If your child is found to have a special education need an IEP should be written. This is, as stated previously, a road map to your child’s education plan. It should be reviewed annually but can be reviewed more frequently if it is decided to do so. The special education team, often referred to as a multidisciplinary team, will be responsible for writing the IEP. You are a member of that team. Your child is also entitled to be a member of the team and it is particularly important for secondary school students to participate in this stage of planning. This gives them a sense of ownership and control over their educational life.
Be sure that the plan covers all the areas of concern that have been discovered in the assessment process. Plans for children with social and behavioural difficulties that address only academic issues are useless and doomed to fail. Special education planning is a thoughtful and time-consuming process when it is done correctly. Don’t feel rushed into accepting a plan you don’t think will work. Take it away and ask if you can return in a week to revise it with the team. This may not make you the most popular parent in the school but it is responsible parenting.
Autism/Asperger’s in Secondary School

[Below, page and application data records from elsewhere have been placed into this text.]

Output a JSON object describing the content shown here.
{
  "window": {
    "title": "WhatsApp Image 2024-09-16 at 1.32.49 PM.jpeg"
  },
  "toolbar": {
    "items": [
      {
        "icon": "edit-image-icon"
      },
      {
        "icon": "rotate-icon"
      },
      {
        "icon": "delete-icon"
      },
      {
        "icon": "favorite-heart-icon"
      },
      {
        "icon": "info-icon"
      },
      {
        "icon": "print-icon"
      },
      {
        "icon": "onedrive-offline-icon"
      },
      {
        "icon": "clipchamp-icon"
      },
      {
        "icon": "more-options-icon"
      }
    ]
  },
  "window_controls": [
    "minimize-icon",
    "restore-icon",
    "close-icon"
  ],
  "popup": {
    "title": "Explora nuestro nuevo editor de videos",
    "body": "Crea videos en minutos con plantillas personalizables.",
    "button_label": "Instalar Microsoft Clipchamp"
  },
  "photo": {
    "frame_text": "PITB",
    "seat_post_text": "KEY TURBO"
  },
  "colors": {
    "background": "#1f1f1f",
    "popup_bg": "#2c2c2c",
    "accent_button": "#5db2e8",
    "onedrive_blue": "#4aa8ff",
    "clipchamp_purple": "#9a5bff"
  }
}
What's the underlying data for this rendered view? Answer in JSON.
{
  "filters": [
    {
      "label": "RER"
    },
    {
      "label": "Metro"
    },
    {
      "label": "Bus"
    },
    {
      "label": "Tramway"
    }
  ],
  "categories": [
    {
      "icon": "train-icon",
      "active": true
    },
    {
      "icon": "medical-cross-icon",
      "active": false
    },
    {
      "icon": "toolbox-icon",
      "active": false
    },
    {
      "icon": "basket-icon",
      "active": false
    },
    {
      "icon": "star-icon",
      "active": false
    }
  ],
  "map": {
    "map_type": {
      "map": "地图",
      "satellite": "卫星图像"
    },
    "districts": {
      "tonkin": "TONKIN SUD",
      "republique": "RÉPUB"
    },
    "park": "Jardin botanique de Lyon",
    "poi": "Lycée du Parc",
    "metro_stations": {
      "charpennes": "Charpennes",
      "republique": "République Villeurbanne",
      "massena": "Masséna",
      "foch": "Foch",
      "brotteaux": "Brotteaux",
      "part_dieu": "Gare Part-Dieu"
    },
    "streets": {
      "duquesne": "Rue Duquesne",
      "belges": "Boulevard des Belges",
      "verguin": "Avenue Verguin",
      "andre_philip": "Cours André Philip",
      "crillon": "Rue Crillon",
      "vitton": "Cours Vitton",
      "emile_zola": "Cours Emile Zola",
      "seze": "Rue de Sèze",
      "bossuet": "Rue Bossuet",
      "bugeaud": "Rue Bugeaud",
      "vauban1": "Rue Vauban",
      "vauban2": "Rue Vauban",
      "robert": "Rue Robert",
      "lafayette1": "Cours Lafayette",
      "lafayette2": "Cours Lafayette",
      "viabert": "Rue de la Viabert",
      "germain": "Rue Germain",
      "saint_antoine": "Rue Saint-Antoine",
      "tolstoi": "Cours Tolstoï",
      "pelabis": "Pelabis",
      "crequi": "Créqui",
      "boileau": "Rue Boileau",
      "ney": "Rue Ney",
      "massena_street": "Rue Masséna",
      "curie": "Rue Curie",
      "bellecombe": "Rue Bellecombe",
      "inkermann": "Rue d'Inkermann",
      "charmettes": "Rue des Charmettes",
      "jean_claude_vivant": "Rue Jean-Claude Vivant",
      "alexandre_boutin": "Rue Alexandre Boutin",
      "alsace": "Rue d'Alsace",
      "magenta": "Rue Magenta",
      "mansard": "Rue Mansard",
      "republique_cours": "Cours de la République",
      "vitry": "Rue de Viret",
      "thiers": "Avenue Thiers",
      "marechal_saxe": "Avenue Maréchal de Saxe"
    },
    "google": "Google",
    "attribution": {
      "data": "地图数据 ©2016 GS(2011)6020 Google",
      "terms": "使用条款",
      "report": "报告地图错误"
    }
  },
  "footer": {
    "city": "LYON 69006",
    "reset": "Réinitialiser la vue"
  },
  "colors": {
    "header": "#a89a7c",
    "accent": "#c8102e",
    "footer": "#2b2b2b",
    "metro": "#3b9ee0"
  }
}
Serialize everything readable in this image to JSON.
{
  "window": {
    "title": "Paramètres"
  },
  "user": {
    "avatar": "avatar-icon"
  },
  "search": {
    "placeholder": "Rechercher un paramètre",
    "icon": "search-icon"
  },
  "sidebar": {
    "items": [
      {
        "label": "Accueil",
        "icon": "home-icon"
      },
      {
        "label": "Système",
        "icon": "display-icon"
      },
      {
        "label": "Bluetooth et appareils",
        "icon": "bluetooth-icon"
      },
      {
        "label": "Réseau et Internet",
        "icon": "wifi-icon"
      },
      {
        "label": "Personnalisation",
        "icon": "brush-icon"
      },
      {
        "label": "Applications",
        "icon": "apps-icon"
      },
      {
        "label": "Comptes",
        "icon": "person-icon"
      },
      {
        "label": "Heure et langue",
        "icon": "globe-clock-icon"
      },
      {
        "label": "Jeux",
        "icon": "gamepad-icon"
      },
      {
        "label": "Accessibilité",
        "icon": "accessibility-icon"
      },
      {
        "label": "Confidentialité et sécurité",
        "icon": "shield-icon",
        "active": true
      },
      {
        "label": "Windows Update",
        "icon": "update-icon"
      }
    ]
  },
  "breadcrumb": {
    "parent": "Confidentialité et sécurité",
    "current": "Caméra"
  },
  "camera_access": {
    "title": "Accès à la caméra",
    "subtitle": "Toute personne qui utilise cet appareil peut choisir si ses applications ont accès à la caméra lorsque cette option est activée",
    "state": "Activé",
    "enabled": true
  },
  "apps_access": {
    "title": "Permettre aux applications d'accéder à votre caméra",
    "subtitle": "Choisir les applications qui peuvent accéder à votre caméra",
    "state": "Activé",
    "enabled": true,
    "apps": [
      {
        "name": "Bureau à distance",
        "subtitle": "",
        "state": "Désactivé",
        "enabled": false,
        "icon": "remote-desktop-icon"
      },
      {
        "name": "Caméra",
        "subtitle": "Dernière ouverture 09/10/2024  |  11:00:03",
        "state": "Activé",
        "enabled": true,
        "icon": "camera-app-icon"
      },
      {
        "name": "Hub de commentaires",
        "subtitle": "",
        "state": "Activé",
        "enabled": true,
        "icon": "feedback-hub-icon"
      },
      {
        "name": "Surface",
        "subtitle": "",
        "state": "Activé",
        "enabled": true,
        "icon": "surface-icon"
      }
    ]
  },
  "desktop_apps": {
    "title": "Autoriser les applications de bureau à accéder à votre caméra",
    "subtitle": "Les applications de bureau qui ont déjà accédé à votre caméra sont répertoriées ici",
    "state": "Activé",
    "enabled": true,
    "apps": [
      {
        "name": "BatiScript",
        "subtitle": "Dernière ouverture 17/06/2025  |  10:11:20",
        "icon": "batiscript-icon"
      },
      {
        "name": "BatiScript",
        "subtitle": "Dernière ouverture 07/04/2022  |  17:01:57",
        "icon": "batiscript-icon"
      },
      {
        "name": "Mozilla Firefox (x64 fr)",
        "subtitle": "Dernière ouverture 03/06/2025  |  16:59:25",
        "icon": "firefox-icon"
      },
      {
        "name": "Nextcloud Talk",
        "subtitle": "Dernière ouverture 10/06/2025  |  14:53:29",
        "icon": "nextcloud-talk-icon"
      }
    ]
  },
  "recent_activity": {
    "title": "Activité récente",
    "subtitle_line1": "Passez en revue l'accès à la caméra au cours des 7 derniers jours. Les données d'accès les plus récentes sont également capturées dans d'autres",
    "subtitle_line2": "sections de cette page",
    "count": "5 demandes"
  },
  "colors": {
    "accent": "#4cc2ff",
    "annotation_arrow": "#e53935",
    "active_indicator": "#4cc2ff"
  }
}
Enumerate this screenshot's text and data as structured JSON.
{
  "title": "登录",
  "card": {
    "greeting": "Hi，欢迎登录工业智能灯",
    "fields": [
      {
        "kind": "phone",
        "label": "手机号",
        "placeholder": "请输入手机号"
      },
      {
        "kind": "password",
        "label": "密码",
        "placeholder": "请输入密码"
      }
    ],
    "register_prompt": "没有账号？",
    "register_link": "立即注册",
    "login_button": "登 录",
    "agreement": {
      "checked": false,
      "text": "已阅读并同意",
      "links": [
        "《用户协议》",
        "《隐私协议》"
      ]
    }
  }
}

There are large numbers of children with an Autistic Spectrum Disorder that are having considerable difficulty finding a secondary school to enrol them. The problem revolves around the lack of supports at second level and the lack of teacher training in this speciality area. Unfortunately there is little that can be done if a school refuses to enrol a child on the autistic spectrum. What is needed is the development of resource support. By that I mean resource rooms where these children can get services by a specialist teacher. Availability to the teachers of advanced training. Availability of print and video resources teachers can access to learn more about the spectrum. Along with this there should be a whole-school commitment to inclusion for children on the spectrum so they are not isolated from same-age peers.